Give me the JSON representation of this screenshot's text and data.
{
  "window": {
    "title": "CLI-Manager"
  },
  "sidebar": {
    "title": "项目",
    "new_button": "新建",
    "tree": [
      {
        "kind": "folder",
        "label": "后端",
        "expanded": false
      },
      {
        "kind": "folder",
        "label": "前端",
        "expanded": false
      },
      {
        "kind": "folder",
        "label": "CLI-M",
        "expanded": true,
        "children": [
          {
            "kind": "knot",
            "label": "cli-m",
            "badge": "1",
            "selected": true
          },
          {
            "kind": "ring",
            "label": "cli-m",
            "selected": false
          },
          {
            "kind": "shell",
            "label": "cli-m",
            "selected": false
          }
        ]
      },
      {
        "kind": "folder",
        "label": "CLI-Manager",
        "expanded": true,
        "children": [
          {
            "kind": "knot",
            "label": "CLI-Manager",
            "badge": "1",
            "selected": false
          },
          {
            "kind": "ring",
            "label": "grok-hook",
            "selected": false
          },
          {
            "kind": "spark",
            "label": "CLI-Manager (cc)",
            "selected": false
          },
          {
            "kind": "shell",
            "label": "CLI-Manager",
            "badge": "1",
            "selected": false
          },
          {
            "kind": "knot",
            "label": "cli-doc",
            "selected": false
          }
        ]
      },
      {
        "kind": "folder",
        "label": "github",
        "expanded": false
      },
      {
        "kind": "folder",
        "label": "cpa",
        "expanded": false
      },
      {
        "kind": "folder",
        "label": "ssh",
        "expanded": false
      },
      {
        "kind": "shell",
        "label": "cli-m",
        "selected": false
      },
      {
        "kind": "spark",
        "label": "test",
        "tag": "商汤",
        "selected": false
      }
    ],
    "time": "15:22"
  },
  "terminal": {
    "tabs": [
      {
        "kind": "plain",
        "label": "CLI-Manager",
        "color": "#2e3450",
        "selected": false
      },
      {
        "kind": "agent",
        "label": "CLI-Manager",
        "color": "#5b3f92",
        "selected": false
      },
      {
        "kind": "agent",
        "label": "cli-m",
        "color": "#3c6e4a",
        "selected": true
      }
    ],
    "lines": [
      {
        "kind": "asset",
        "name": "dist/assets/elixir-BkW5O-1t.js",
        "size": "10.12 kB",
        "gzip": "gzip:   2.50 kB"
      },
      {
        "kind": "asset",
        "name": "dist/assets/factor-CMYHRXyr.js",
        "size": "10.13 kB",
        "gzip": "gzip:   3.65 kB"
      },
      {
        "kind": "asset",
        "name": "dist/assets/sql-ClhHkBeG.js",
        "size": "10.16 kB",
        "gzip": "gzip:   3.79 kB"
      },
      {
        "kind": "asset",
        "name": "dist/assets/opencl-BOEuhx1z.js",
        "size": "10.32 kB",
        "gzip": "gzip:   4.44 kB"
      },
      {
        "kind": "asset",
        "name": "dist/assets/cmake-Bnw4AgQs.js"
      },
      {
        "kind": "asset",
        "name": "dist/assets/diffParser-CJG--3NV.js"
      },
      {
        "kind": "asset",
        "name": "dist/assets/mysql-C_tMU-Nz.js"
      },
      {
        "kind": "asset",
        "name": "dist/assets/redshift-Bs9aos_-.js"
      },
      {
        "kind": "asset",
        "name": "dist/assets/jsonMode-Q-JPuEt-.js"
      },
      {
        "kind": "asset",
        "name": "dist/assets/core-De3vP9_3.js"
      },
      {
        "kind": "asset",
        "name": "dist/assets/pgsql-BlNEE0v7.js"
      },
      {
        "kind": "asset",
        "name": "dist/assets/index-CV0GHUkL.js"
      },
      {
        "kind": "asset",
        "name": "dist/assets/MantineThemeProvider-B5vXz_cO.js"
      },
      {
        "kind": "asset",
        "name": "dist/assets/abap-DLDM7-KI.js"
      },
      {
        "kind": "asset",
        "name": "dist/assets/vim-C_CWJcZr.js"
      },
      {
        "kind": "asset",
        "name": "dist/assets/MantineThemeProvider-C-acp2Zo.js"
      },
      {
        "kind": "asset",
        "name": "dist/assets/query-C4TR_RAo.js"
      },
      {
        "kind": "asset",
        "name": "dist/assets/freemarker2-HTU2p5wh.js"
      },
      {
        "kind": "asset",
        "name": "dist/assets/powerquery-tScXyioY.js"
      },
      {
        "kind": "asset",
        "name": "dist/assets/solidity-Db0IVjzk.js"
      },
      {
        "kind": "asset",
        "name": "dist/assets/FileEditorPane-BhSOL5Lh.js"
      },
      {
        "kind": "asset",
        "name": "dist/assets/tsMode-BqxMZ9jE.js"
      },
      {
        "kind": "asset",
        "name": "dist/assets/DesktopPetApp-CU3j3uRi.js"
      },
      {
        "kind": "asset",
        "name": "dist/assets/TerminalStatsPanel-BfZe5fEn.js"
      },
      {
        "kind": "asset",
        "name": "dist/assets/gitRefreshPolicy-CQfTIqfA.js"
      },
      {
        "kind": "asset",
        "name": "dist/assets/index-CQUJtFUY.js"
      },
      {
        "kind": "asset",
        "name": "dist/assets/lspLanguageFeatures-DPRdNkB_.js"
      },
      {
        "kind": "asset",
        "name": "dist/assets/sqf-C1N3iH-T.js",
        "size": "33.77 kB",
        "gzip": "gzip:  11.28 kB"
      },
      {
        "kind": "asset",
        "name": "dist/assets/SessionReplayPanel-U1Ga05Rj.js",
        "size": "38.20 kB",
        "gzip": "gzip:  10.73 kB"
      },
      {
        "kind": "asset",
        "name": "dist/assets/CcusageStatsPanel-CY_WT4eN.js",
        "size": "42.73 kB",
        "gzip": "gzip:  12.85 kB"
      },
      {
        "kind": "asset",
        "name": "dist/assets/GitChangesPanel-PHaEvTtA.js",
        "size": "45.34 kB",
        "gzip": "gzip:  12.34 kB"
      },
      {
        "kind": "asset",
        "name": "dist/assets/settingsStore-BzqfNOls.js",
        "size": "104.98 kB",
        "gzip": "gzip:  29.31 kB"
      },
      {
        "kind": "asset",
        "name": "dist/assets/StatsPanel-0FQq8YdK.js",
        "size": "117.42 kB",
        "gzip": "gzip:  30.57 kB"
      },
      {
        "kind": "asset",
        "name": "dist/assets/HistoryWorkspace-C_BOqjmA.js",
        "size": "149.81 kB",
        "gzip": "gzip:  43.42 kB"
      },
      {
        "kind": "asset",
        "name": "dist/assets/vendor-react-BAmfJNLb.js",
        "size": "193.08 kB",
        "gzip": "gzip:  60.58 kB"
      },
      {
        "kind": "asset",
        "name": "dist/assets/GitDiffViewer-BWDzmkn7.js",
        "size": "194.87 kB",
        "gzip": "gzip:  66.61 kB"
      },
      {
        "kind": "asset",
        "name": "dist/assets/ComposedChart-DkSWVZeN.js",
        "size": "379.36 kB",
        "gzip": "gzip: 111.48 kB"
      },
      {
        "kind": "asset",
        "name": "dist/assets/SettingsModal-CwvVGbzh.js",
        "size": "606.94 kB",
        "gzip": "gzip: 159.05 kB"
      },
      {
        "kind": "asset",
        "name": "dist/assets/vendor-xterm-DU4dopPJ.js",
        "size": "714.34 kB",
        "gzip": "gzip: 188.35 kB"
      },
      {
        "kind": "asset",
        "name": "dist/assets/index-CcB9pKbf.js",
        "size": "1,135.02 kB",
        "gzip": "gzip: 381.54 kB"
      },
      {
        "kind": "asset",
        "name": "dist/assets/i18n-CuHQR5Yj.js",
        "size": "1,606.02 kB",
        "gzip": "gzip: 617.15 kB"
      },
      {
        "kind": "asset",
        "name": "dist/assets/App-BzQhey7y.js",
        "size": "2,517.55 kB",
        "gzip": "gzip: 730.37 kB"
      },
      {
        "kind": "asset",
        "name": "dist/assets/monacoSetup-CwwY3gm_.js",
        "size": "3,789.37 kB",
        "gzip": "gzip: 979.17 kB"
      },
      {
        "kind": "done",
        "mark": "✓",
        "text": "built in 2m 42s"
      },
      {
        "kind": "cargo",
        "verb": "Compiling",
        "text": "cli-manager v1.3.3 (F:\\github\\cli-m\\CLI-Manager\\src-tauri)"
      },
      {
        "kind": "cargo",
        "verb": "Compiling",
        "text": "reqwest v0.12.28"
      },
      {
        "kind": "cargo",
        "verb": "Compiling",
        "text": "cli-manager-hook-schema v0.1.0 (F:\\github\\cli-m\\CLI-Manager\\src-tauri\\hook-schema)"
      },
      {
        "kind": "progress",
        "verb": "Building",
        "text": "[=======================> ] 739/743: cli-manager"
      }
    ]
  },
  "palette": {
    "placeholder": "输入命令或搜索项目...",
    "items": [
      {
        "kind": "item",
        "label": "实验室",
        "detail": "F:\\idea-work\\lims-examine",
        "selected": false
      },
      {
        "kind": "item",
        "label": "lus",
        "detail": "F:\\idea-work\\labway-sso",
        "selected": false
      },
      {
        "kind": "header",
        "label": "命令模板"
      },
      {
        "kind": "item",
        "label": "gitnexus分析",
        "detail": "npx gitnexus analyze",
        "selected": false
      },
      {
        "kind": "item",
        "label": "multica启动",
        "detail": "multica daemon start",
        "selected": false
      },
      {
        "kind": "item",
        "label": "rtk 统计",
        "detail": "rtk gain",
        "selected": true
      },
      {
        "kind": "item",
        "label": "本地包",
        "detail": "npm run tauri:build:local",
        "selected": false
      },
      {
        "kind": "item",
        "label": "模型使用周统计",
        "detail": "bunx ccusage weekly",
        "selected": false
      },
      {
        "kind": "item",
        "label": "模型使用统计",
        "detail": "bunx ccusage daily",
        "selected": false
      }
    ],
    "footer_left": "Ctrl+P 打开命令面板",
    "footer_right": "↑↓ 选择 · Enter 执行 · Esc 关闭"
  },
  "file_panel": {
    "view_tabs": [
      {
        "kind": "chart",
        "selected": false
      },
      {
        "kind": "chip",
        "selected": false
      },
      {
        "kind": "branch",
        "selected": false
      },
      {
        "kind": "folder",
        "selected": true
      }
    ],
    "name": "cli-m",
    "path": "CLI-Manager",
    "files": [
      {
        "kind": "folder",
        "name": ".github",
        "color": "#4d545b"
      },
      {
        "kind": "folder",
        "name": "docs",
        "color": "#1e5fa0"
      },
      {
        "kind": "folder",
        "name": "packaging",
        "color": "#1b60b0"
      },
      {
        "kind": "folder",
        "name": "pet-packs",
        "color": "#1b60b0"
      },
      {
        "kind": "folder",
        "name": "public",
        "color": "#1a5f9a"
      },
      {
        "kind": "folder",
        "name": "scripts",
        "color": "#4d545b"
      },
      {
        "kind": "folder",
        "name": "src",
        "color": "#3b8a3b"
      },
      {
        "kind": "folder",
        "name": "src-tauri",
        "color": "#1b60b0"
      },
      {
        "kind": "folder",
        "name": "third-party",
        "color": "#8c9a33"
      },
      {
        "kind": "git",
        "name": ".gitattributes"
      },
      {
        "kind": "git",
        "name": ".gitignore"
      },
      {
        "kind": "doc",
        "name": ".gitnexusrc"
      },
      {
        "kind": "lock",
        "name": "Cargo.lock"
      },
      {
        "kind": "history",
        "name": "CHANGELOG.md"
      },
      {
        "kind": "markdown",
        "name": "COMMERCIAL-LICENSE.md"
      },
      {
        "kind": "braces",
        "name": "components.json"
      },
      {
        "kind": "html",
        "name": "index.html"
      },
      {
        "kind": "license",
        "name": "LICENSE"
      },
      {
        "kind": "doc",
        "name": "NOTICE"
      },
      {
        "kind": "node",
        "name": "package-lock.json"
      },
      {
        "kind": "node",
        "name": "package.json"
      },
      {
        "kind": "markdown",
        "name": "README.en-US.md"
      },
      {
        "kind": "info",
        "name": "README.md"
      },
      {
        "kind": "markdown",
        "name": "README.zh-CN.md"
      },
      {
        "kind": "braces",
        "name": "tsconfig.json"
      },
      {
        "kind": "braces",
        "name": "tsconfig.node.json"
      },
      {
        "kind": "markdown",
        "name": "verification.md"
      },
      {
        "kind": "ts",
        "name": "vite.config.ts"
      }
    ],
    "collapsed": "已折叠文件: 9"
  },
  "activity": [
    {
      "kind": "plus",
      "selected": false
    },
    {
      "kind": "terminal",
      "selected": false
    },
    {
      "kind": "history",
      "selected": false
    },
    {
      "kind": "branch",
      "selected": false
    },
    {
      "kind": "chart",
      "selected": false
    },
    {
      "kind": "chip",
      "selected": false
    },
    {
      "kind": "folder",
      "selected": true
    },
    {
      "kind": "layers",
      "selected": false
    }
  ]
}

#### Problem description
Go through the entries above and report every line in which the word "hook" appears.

#### Result of the task
            "label": "grok-hook",
        "text": "cli-manager-hook-schema v0.1.0 (F:\\github\\cli-m\\CLI-Manager\\src-tauri\\hook-schema)"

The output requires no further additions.